The answer must be a single number: how many lines below contain "Normal".
= Beginning of Section =
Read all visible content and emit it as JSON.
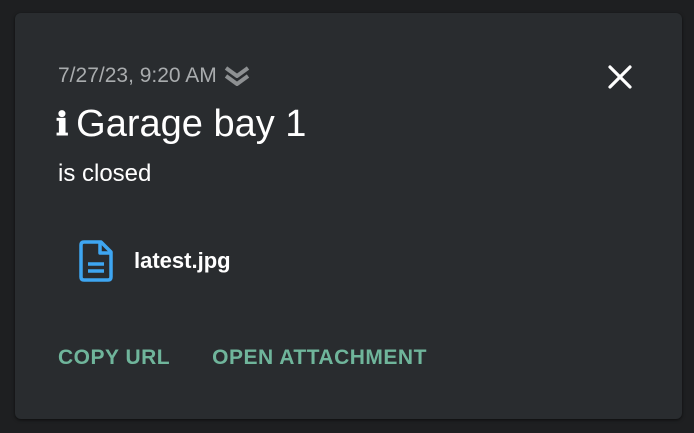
{
  "notification": {
    "timestamp": "7/27/23, 9:20 AM",
    "icon": "info-icon",
    "info_glyph": "ℹ",
    "title": "Garage bay 1",
    "message": "is closed",
    "attachment": {
      "icon": "file-document-icon",
      "name": "latest.jpg",
      "icon_color": "#3ea6f2"
    },
    "actions": {
      "copy_url": "COPY URL",
      "open_attachment": "OPEN ATTACHMENT"
    },
    "colors": {
      "background": "#292c2f",
      "accent": "#6fb59b",
      "muted_text": "#a9acae"
    }
  }
}
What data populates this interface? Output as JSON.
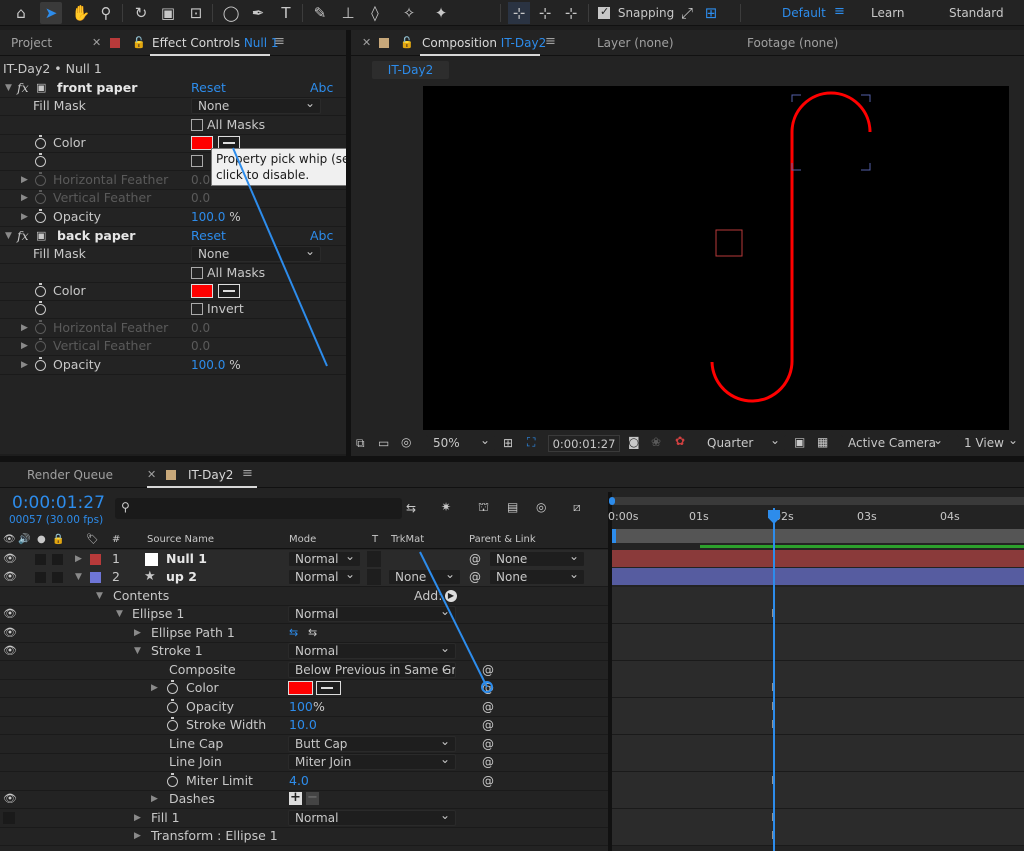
{
  "toolbar": {
    "snapping_label": "Snapping",
    "workspaces": [
      "Default",
      "Learn",
      "Standard"
    ]
  },
  "effect_panel": {
    "project_tab": "Project",
    "effect_controls_tab": "Effect Controls",
    "effect_controls_target": "Null 1",
    "breadcrumb": "IT-Day2 • Null 1",
    "effects": [
      {
        "name": "front paper",
        "reset": "Reset",
        "about": "Abc",
        "fill_mask_label": "Fill Mask",
        "fill_mask_value": "None",
        "all_masks_label": "All Masks",
        "color_label": "Color",
        "horizontal_feather_label": "Horizontal Feather",
        "horizontal_feather_value": "0.0",
        "vertical_feather_label": "Vertical Feather",
        "vertical_feather_value": "0.0",
        "opacity_label": "Opacity",
        "opacity_value": "100.0",
        "opacity_unit": "%"
      },
      {
        "name": "back paper",
        "reset": "Reset",
        "about": "Abc",
        "fill_mask_label": "Fill Mask",
        "fill_mask_value": "None",
        "all_masks_label": "All Masks",
        "color_label": "Color",
        "invert_label": "Invert",
        "horizontal_feather_label": "Horizontal Feather",
        "horizontal_feather_value": "0.0",
        "vertical_feather_label": "Vertical Feather",
        "vertical_feather_value": "0.0",
        "opacity_label": "Opacity",
        "opacity_value": "100.0",
        "opacity_unit": "%"
      }
    ],
    "tooltip": "Property pick whip (select property from which to inherit value). Alt-click to disable.",
    "accent_color": "#ff0000"
  },
  "comp_panel": {
    "composition_tab": "Composition",
    "composition_name": "IT-Day2",
    "layer_tab": "Layer (none)",
    "footage_tab": "Footage (none)",
    "sub_tab": "IT-Day2",
    "zoom": "50%",
    "timecode": "0:00:01:27",
    "resolution": "Quarter",
    "camera": "Active Camera",
    "views": "1 View"
  },
  "timeline": {
    "render_queue_tab": "Render Queue",
    "comp_tab": "IT-Day2",
    "timecode": "0:00:01:27",
    "frames": "00057 (30.00 fps)",
    "columns": {
      "num": "#",
      "source_name": "Source Name",
      "mode": "Mode",
      "t": "T",
      "trkmat": "TrkMat",
      "parent": "Parent & Link"
    },
    "ruler": [
      "0:00s",
      "01s",
      "02s",
      "03s",
      "04s"
    ],
    "layers": [
      {
        "num": "1",
        "name": "Null 1",
        "mode": "Normal",
        "parent": "None",
        "label_color": "#b83a3a"
      },
      {
        "num": "2",
        "name": "up 2",
        "mode": "Normal",
        "trkmat": "None",
        "parent": "None",
        "label_color": "#6e75d6"
      }
    ],
    "props": {
      "contents": "Contents",
      "add": "Add:",
      "ellipse1": "Ellipse 1",
      "ellipse1_mode": "Normal",
      "ellipse_path": "Ellipse Path 1",
      "stroke1": "Stroke 1",
      "stroke1_mode": "Normal",
      "composite": "Composite",
      "composite_value": "Below Previous in Same Gr",
      "color": "Color",
      "opacity": "Opacity",
      "opacity_value": "100",
      "opacity_unit": "%",
      "stroke_width": "Stroke Width",
      "stroke_width_value": "10.0",
      "line_cap": "Line Cap",
      "line_cap_value": "Butt Cap",
      "line_join": "Line Join",
      "line_join_value": "Miter Join",
      "miter_limit": "Miter Limit",
      "miter_limit_value": "4.0",
      "dashes": "Dashes",
      "fill1": "Fill 1",
      "fill1_mode": "Normal",
      "transform": "Transform : Ellipse 1"
    }
  }
}
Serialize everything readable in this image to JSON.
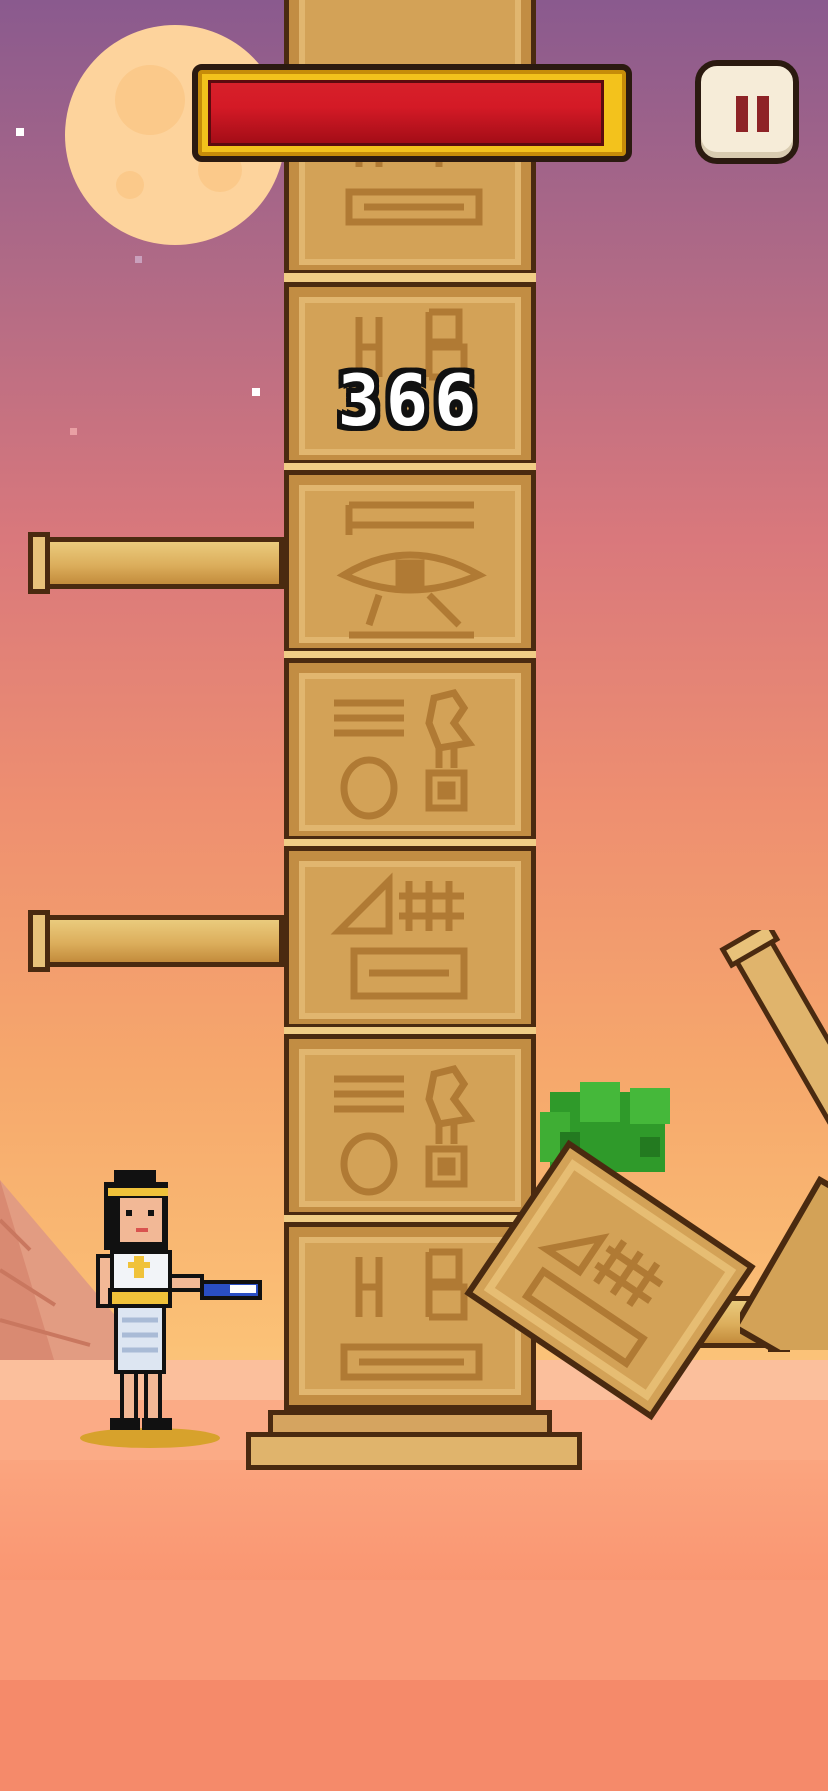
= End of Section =
WRITTEN RESPONSE: 5